:: Provided entries

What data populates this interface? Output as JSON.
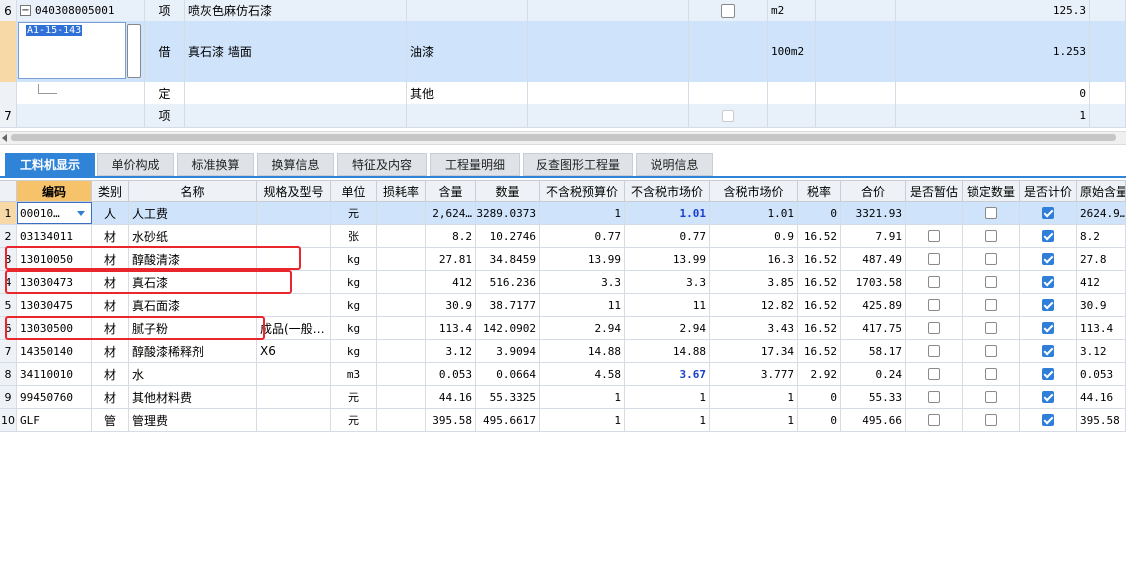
{
  "upper": {
    "rows": [
      {
        "num": "6",
        "code": "040308005001",
        "type": "项",
        "name": "喷灰色麻仿石漆",
        "spec": "",
        "unit": "m2",
        "qty": "125.3",
        "checkbox": true
      },
      {
        "num": "",
        "code": "A1-15-143",
        "type": "借",
        "name": "真石漆 墙面",
        "spec": "油漆",
        "unit": "100m2",
        "qty": "1.253",
        "checkbox": false
      },
      {
        "num": "",
        "code": "",
        "type": "定",
        "name": "",
        "spec": "其他",
        "unit": "",
        "qty": "0",
        "checkbox": false
      },
      {
        "num": "7",
        "code": "",
        "type": "项",
        "name": "",
        "spec": "",
        "unit": "",
        "qty": "1",
        "checkbox": true
      }
    ],
    "ellipsis": "⋯"
  },
  "tabs": [
    "工料机显示",
    "单价构成",
    "标准换算",
    "换算信息",
    "特征及内容",
    "工程量明细",
    "反查图形工程量",
    "说明信息"
  ],
  "columns": [
    "编码",
    "类别",
    "名称",
    "规格及型号",
    "单位",
    "损耗率",
    "含量",
    "数量",
    "不含税预算价",
    "不含税市场价",
    "含税市场价",
    "税率",
    "合价",
    "是否暂估",
    "锁定数量",
    "是否计价",
    "原始含量"
  ],
  "rows": [
    {
      "n": "1",
      "code": "00010…",
      "cat": "人",
      "name": "人工费",
      "spec": "",
      "unit": "元",
      "loss": "",
      "content": "2,624…",
      "qty": "3289.0373",
      "budget": "1",
      "market": "1.01",
      "market_tax": "1.01",
      "rate": "0",
      "total": "3321.93",
      "est": false,
      "lock": false,
      "price": true,
      "orig": "2624.9…"
    },
    {
      "n": "2",
      "code": "03134011",
      "cat": "材",
      "name": "水砂纸",
      "spec": "",
      "unit": "张",
      "loss": "",
      "content": "8.2",
      "qty": "10.2746",
      "budget": "0.77",
      "market": "0.77",
      "market_tax": "0.9",
      "rate": "16.52",
      "total": "7.91",
      "est": false,
      "lock": false,
      "price": true,
      "orig": "8.2"
    },
    {
      "n": "3",
      "code": "13010050",
      "cat": "材",
      "name": "醇酸清漆",
      "spec": "",
      "unit": "kg",
      "loss": "",
      "content": "27.81",
      "qty": "34.8459",
      "budget": "13.99",
      "market": "13.99",
      "market_tax": "16.3",
      "rate": "16.52",
      "total": "487.49",
      "est": false,
      "lock": false,
      "price": true,
      "orig": "27.8"
    },
    {
      "n": "4",
      "code": "13030473",
      "cat": "材",
      "name": "真石漆",
      "spec": "",
      "unit": "kg",
      "loss": "",
      "content": "412",
      "qty": "516.236",
      "budget": "3.3",
      "market": "3.3",
      "market_tax": "3.85",
      "rate": "16.52",
      "total": "1703.58",
      "est": false,
      "lock": false,
      "price": true,
      "orig": "412"
    },
    {
      "n": "5",
      "code": "13030475",
      "cat": "材",
      "name": "真石面漆",
      "spec": "",
      "unit": "kg",
      "loss": "",
      "content": "30.9",
      "qty": "38.7177",
      "budget": "11",
      "market": "11",
      "market_tax": "12.82",
      "rate": "16.52",
      "total": "425.89",
      "est": false,
      "lock": false,
      "price": true,
      "orig": "30.9"
    },
    {
      "n": "6",
      "code": "13030500",
      "cat": "材",
      "name": "腻子粉",
      "spec": "成品(一般…",
      "unit": "kg",
      "loss": "",
      "content": "113.4",
      "qty": "142.0902",
      "budget": "2.94",
      "market": "2.94",
      "market_tax": "3.43",
      "rate": "16.52",
      "total": "417.75",
      "est": false,
      "lock": false,
      "price": true,
      "orig": "113.4"
    },
    {
      "n": "7",
      "code": "14350140",
      "cat": "材",
      "name": "醇酸漆稀释剂",
      "spec": "X6",
      "unit": "kg",
      "loss": "",
      "content": "3.12",
      "qty": "3.9094",
      "budget": "14.88",
      "market": "14.88",
      "market_tax": "17.34",
      "rate": "16.52",
      "total": "58.17",
      "est": false,
      "lock": false,
      "price": true,
      "orig": "3.12"
    },
    {
      "n": "8",
      "code": "34110010",
      "cat": "材",
      "name": "水",
      "spec": "",
      "unit": "m3",
      "loss": "",
      "content": "0.053",
      "qty": "0.0664",
      "budget": "4.58",
      "market": "3.67",
      "market_tax": "3.777",
      "rate": "2.92",
      "total": "0.24",
      "est": false,
      "lock": false,
      "price": true,
      "orig": "0.053"
    },
    {
      "n": "9",
      "code": "99450760",
      "cat": "材",
      "name": "其他材料费",
      "spec": "",
      "unit": "元",
      "loss": "",
      "content": "44.16",
      "qty": "55.3325",
      "budget": "1",
      "market": "1",
      "market_tax": "1",
      "rate": "0",
      "total": "55.33",
      "est": false,
      "lock": false,
      "price": true,
      "orig": "44.16"
    },
    {
      "n": "10",
      "code": "GLF",
      "cat": "管",
      "name": "管理费",
      "spec": "",
      "unit": "元",
      "loss": "",
      "content": "395.58",
      "qty": "495.6617",
      "budget": "1",
      "market": "1",
      "market_tax": "1",
      "rate": "0",
      "total": "495.66",
      "est": false,
      "lock": false,
      "price": true,
      "orig": "395.58"
    }
  ],
  "colors": {
    "accent": "#2f84d8",
    "highlight": "#e8262b",
    "selected_row": "#cfe4fb",
    "blue_text": "#1a3fcf"
  }
}
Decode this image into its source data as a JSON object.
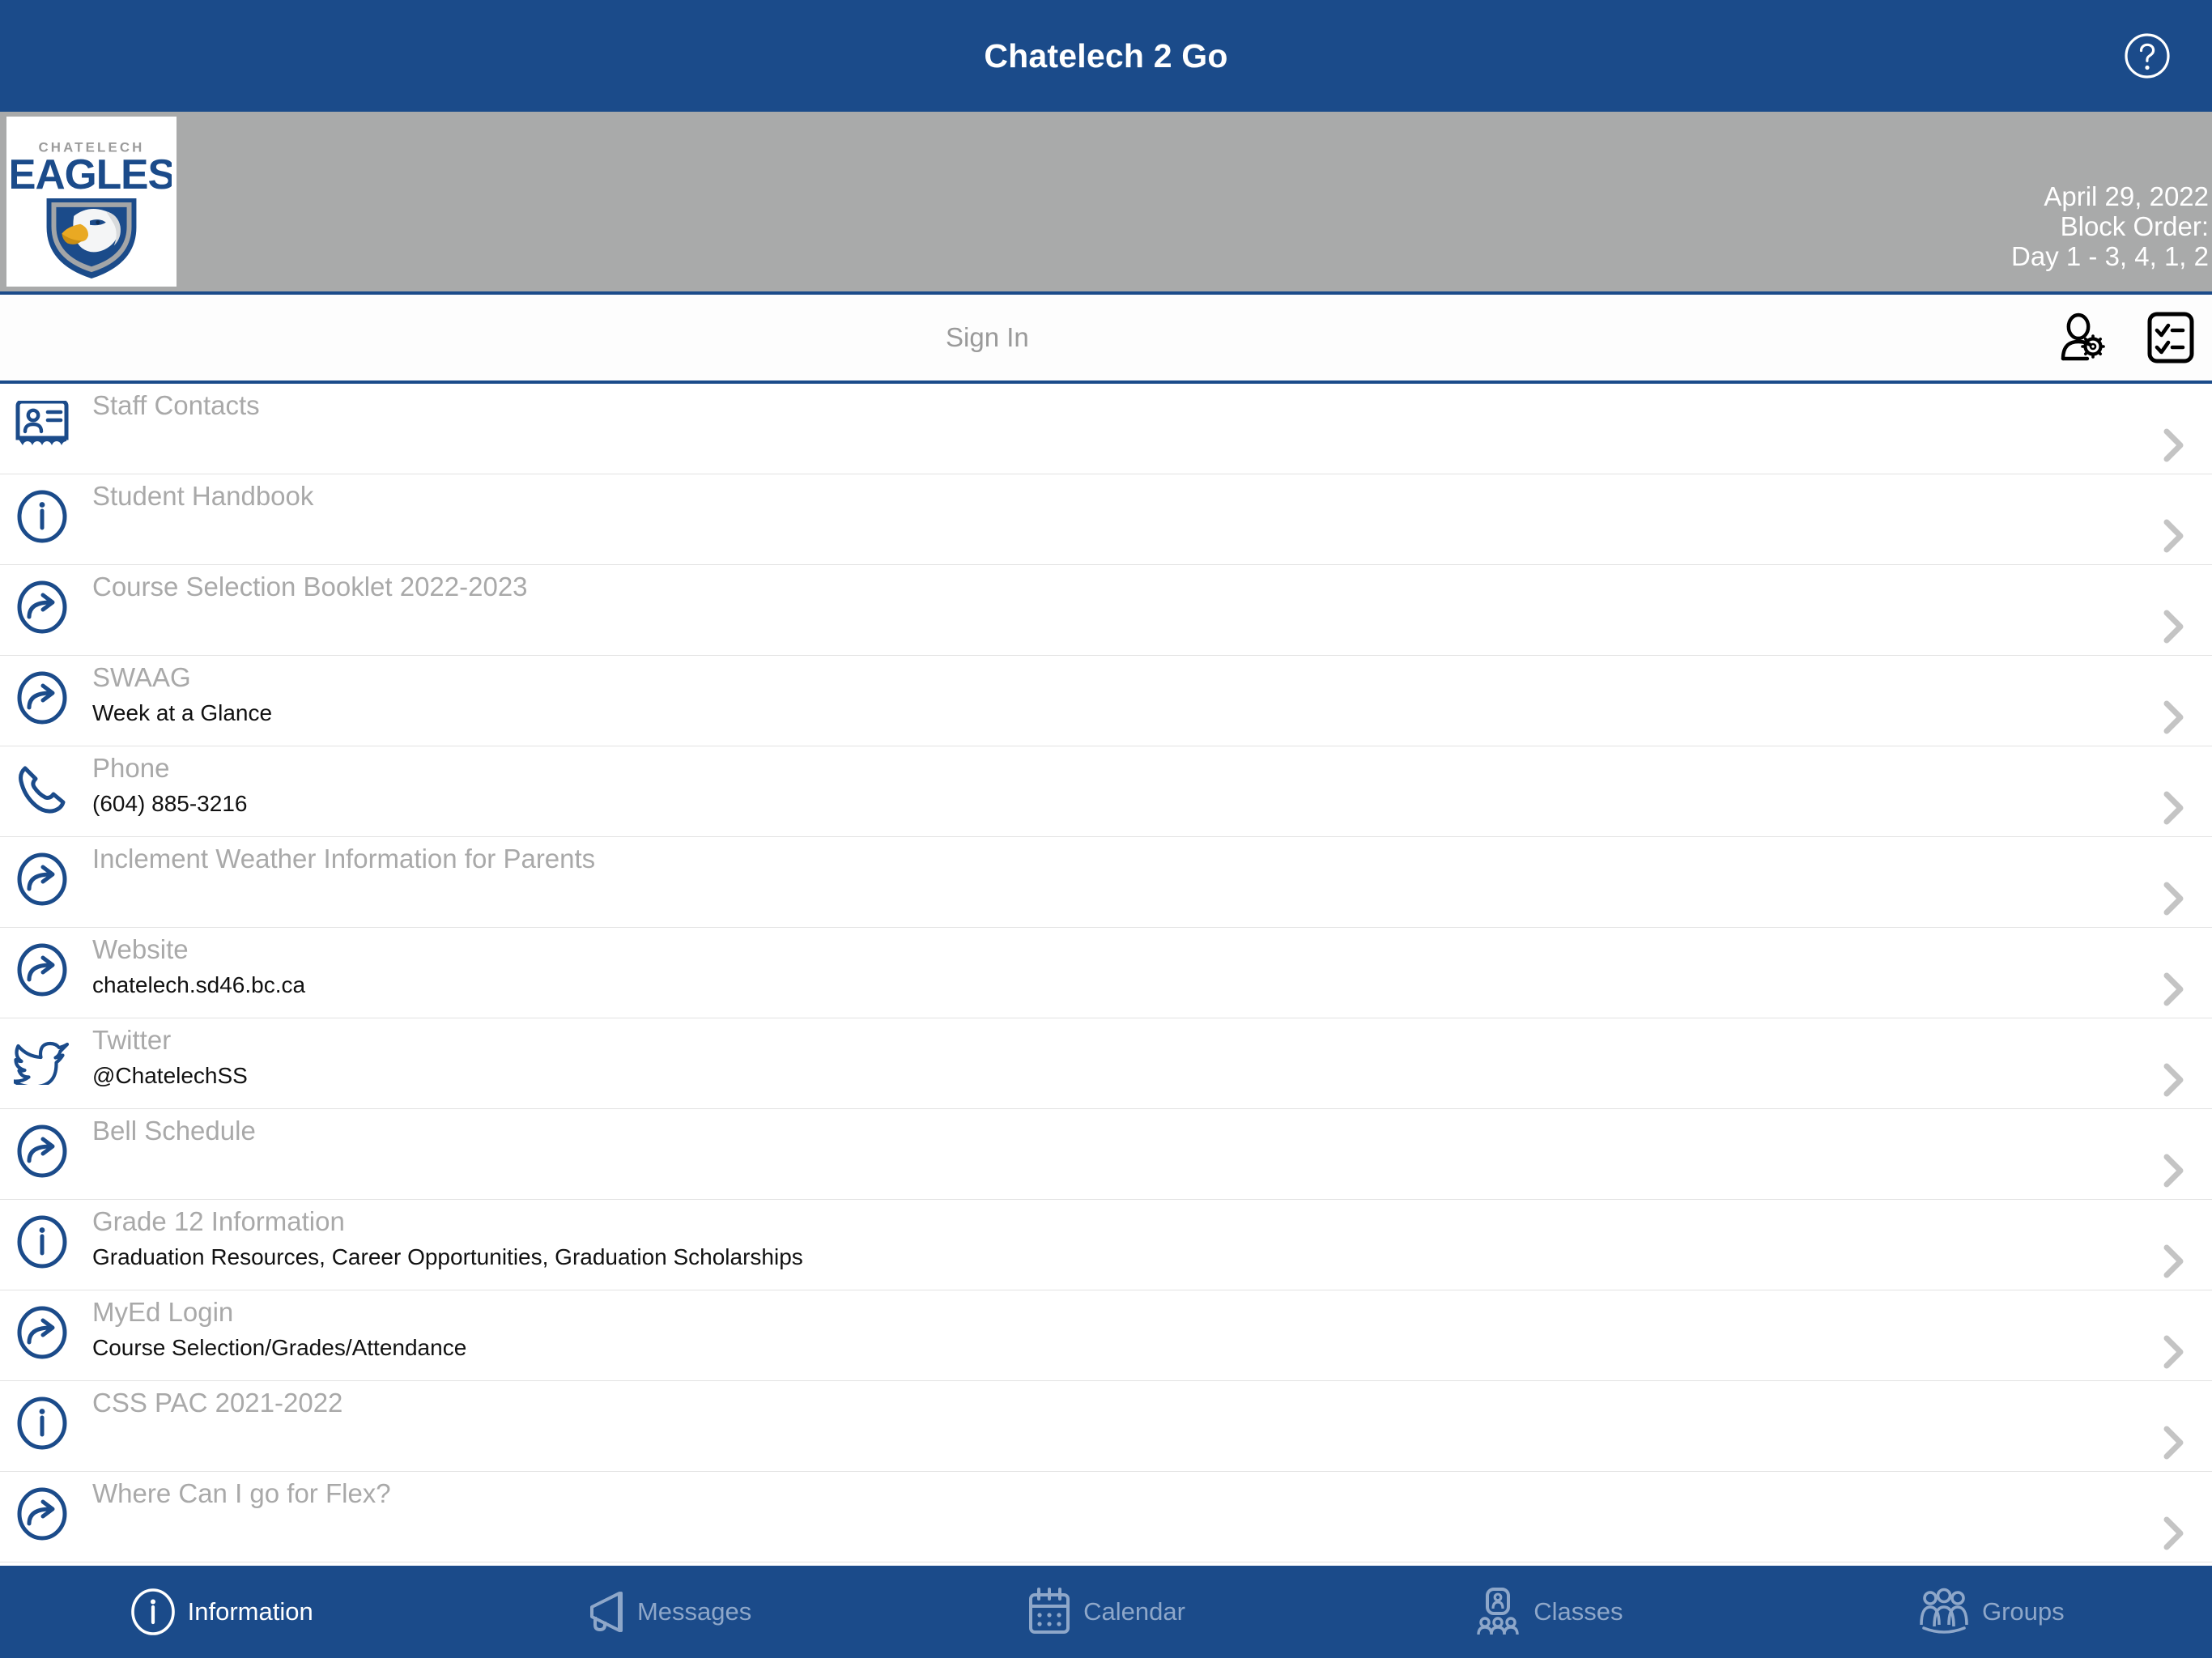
{
  "header": {
    "title": "Chatelech 2 Go",
    "help_icon": "help-circle-icon",
    "bg_color": "#1b4b8a"
  },
  "school_band": {
    "logo_alt": "CHATELECH EAGLES",
    "logo_word_top": "CHATELECH",
    "logo_word_main": "EAGLES",
    "date": "April 29, 2022",
    "block_order_label": "Block Order:",
    "block_order_value": "Day 1 - 3, 4, 1, 2",
    "bg_color": "#a9aaaa"
  },
  "signin": {
    "label": "Sign In",
    "account_settings_icon": "user-gear-icon",
    "checklist_icon": "checklist-icon"
  },
  "list": {
    "chevron_icon": "chevron-right-icon",
    "items": [
      {
        "icon": "contact-card-icon",
        "title": "Staff Contacts",
        "sub": ""
      },
      {
        "icon": "info-circle-icon",
        "title": "Student Handbook",
        "sub": ""
      },
      {
        "icon": "external-link-icon",
        "title": "Course Selection Booklet 2022-2023",
        "sub": ""
      },
      {
        "icon": "external-link-icon",
        "title": "SWAAG",
        "sub": "Week at a Glance"
      },
      {
        "icon": "phone-icon",
        "title": "Phone",
        "sub": "(604) 885-3216"
      },
      {
        "icon": "external-link-icon",
        "title": "Inclement Weather Information for Parents",
        "sub": ""
      },
      {
        "icon": "external-link-icon",
        "title": "Website",
        "sub": "chatelech.sd46.bc.ca"
      },
      {
        "icon": "twitter-icon",
        "title": "Twitter",
        "sub": "@ChatelechSS"
      },
      {
        "icon": "external-link-icon",
        "title": "Bell Schedule",
        "sub": ""
      },
      {
        "icon": "info-circle-icon",
        "title": "Grade 12 Information",
        "sub": "Graduation Resources, Career Opportunities, Graduation Scholarships"
      },
      {
        "icon": "external-link-icon",
        "title": "MyEd Login",
        "sub": "Course Selection/Grades/Attendance"
      },
      {
        "icon": "info-circle-icon",
        "title": "CSS PAC 2021-2022",
        "sub": ""
      },
      {
        "icon": "external-link-icon",
        "title": "Where Can I go for Flex?",
        "sub": ""
      }
    ]
  },
  "tabbar": {
    "active_index": 0,
    "active_color": "#ffffff",
    "inactive_color": "#8ea7c9",
    "tabs": [
      {
        "label": "Information",
        "icon": "info-circle-icon"
      },
      {
        "label": "Messages",
        "icon": "megaphone-icon"
      },
      {
        "label": "Calendar",
        "icon": "calendar-icon"
      },
      {
        "label": "Classes",
        "icon": "classes-icon"
      },
      {
        "label": "Groups",
        "icon": "groups-icon"
      }
    ]
  }
}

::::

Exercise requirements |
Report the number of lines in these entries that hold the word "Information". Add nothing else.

Output of the task |
3